The messages brought back by the country’s last ambassador to the Gambia Samuel Chen (陳士良) yesterday was that Gambian President Yahya Jammeh considered the limit of Taiwan’s financial assistance for Gambia to not be in the “strategic national interests” of his country, diplomatic sources said.
In response to Jammeh’s decision to break off relations with Taiwan on Nov. 14 for reasons of “strategic national interests,” the Taiwan government on Monday announced the termination of bilateral ties to safeguard the nation’s dignity and the principles of its foreign aid policy aimed to stop “checkbook diplomacy.”
At a legislative meeting on Monday, Minister of Foreign Affairs David Lin (林永樂) said Jammeh had made “exorbitant demands” for aid from Taiwan, in an apparent move to confirm the assertion made by Chinese Nationalist Party (KMT) Legislator Lin Yu-fang (林郁方) that Jammeh in January had requested more than US$10 million in cash without specified purposes.
David Lin told lawmakers at that time that the request by Jammeh was “unacceptable” and that “we were unable to satisfy his request.”
Diplomatic sources said the ministry yesterday reaffirmed that at the center of Jammeh’s strategic thoughts on national interests was the scale of foreign aid his country can receive from Taiwan and other donor nations.
Chen went to the ministry to report to Lin about the case straight from the airport.
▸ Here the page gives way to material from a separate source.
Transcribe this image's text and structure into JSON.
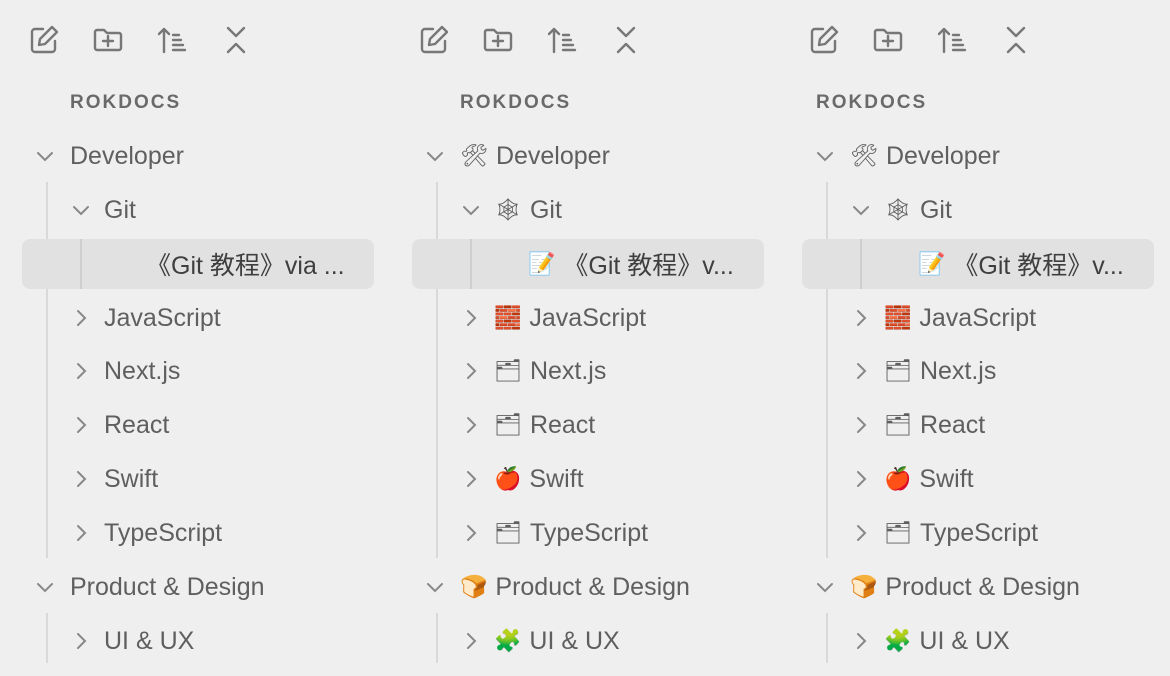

The meeting lasted five hours.
The stated purpose of Jammeh’s request of US$10 million was “national security,” which was more like a blank check than a project-orientated request that has to be implemented in line with the three principles — justifiable purposes, legal procedures and effective implementation — under the ministry’s foreign aid policy, sources said.